Dutch regulated market wide open after high profile departures – European Gaming Industry News
The exit of major operator brands in the newly regulated Dutch market has left it without an obvious leader, Casino Reviews, the main iGaming review portal has found.
Just six weeks after the opening of one of Europe’s newest new jurisdictions, Casino Reviews’ research using Google Trends found that the previously dominant operators in the Netherlands have each seen a significant drop in price. search volume after the legal opening of the market on 1st October.
Unibet and Bwin, the two largest casinos, saw their combined search volume drop by approximately 450,000 monthly queries, with a similar trend seen by PokerStars, LeoVegas and Casumo.
Data from Casino Reviews shows that the search volume for new regulated casinos is more evenly distributed. Unibet’s previously dominant market share has not led to a direct successor, with BetCity, bet365, GGPoker, Holland Casino and state-owned TOTO gaining ground in searches in a similar range.
The volume of illegal casino blocking research appears to be good news for regulated casinos and the Dutch gaming authority Kansspelautoriteit (KSA) goal is to reach an 80% funnel rate by 2024 .
The study also shows how six stakeholders – game and payment providers, affiliates, operators, KSAs and gamers – can help with the pipeline.

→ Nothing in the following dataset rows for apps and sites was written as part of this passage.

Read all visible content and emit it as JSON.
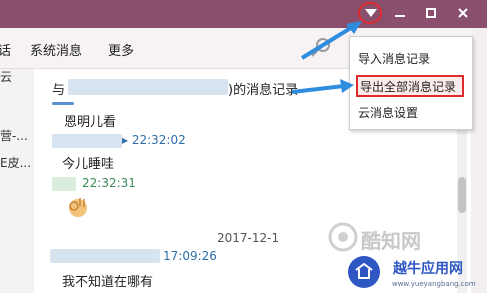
{
  "colors": {
    "titlebar": "#8a4f6d",
    "highlight": "#e0292b",
    "arrow": "#2f8de0",
    "time_blue": "#2e6fa8"
  },
  "tabs": [
    "话",
    "系统消息",
    "更多"
  ],
  "sidebar": {
    "items": [
      "云",
      "营-...",
      "E皮..."
    ]
  },
  "messages": [
    {
      "text": "恩明儿看",
      "time": "22:32:02"
    },
    {
      "text": "今儿睡哇",
      "time": "22:32:31"
    },
    {
      "text": "我不知道在哪有",
      "time": "17:09:26"
    }
  ],
  "history_header": {
    "prefix": "与",
    "suffix": ")的消息记录"
  },
  "date_label": "2017-12-1",
  "menu": {
    "items": [
      "导入消息记录",
      "导出全部消息记录",
      "云消息设置"
    ]
  },
  "icons": [
    "dropdown-triangle-icon",
    "minimize-icon",
    "maximize-icon",
    "close-icon",
    "search-icon",
    "ok-hand-emoji-icon"
  ],
  "watermark": {
    "logo": "酷知网",
    "site": "越牛应用网",
    "url": "www.yueyangbang.com"
  }
}
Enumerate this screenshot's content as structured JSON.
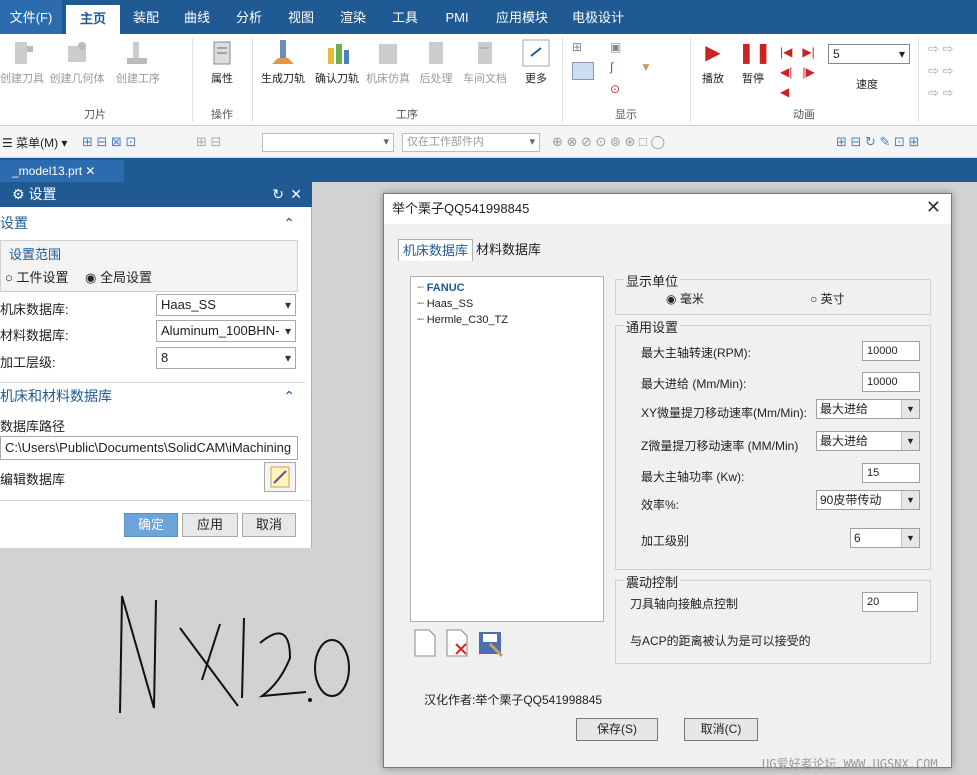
{
  "menubar": {
    "tabs": [
      "文件(F)",
      "主页",
      "装配",
      "曲线",
      "分析",
      "视图",
      "渲染",
      "工具",
      "PMI",
      "应用模块",
      "电极设计"
    ]
  },
  "ribbon": {
    "buttons": [
      "创建刀具",
      "创建几何体",
      "创建工序",
      "属性",
      "生成刀轨",
      "确认刀轨",
      "机床仿真",
      "后处理",
      "车间文档",
      "更多",
      "播放",
      "暂停",
      "速度"
    ],
    "groups": [
      "刀片",
      "操作",
      "工序",
      "显示",
      "动画"
    ],
    "speed_value": "5"
  },
  "toolbar2": {
    "menu_label": "菜单(M)",
    "filter_placeholder": "",
    "scope_value": "仅在工作部件内"
  },
  "doc_tab": "_model13.prt",
  "panel": {
    "title": "设置",
    "section1": "设置",
    "scope_label": "设置范围",
    "radio_work": "工件设置",
    "radio_global": "全局设置",
    "machine_db_label": "机床数据库:",
    "machine_db_value": "Haas_SS",
    "material_db_label": "材料数据库:",
    "material_db_value": "Aluminum_100BHN-",
    "level_label": "加工层级:",
    "level_value": "8",
    "section2": "机床和材料数据库",
    "db_path_label": "数据库路径",
    "db_path_value": "C:\\Users\\Public\\Documents\\SolidCAM\\iMachining",
    "edit_db_label": "编辑数据库",
    "ok": "确定",
    "apply": "应用",
    "cancel": "取消"
  },
  "handwriting": "NX12.0",
  "dialog": {
    "title": "举个栗子QQ541998845",
    "tabs": [
      "机床数据库",
      "材料数据库"
    ],
    "tree": [
      "FANUC",
      "Haas_SS",
      "Hermle_C30_TZ"
    ],
    "units_group": "显示单位",
    "unit_mm": "毫米",
    "unit_inch": "英寸",
    "general_group": "通用设置",
    "max_spindle_label": "最大主轴转速(RPM):",
    "max_spindle_value": "10000",
    "max_feed_label": "最大进给 (Mm/Min):",
    "max_feed_value": "10000",
    "xy_rate_label": "XY微量提刀移动速率(Mm/Min):",
    "xy_rate_value": "最大进给",
    "z_rate_label": "Z微量提刀移动速率 (MM/Min)",
    "z_rate_value": "最大进给",
    "spindle_power_label": "最大主轴功率 (Kw):",
    "spindle_power_value": "15",
    "efficiency_label": "效率%:",
    "efficiency_value": "90皮带传动",
    "level_label": "加工级别",
    "level_value": "6",
    "vibration_group": "震动控制",
    "tool_axis_label": "刀具轴向接触点控制",
    "tool_axis_value": "20",
    "acp_note": "与ACP的距离被认为是可以接受的",
    "translator": "汉化作者:举个栗子QQ541998845",
    "save": "保存(S)",
    "cancel": "取消(C)"
  },
  "watermark": "UG爱好者论坛 WWW.UGSNX.COM"
}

The licensing of content from the main developers is highlighted as an important issue, as is the role played by payment providers still offering their services to Dutch players at illegal online casinos.
Affiliates can also help with the funneling process, according to the report, by highlighting the risks posed by gambling in illegal casinos, while operators are encouraged to set up more streamlined affiliate programs.
The research also points out that smaller, unregulated casinos could potentially choose not to pay what the KSA estimates to be a cost of between € 1 million and € 1.6 million for a Dutch license, a figure higher than most. comparable jurisdictions.
Casino Reviews research details ideal potential for small, illegal casinos that can slip under the KSA’s radar while still making enough money to cover a fine if and when it does. This could leave players using these unregulated casinos open to uncertified gaming and a dangerous and unsafe gaming environment.
David Overmars, Traffic and Conversion Manager at Casino Reviews, said: “Our extensive research into this newly regulated market has provided us with some fascinating information. The loss of the “big five” in the legal market has left a gaping hole that newly licensed operators are struggling to fill, with no clear winner emerging.
“These big operators will definitely come back and get licenses back at some point, and by then we may see the kind of channeling of players that the KSA originally envisioned.
“It is important that the six stakeholders listed in our report do their utmost to encourage players to gamble through legal channels, and that means providing them with a safer and more enjoyable experience than that offered by unregulated offshore operators. “
Click here to see the full analysis.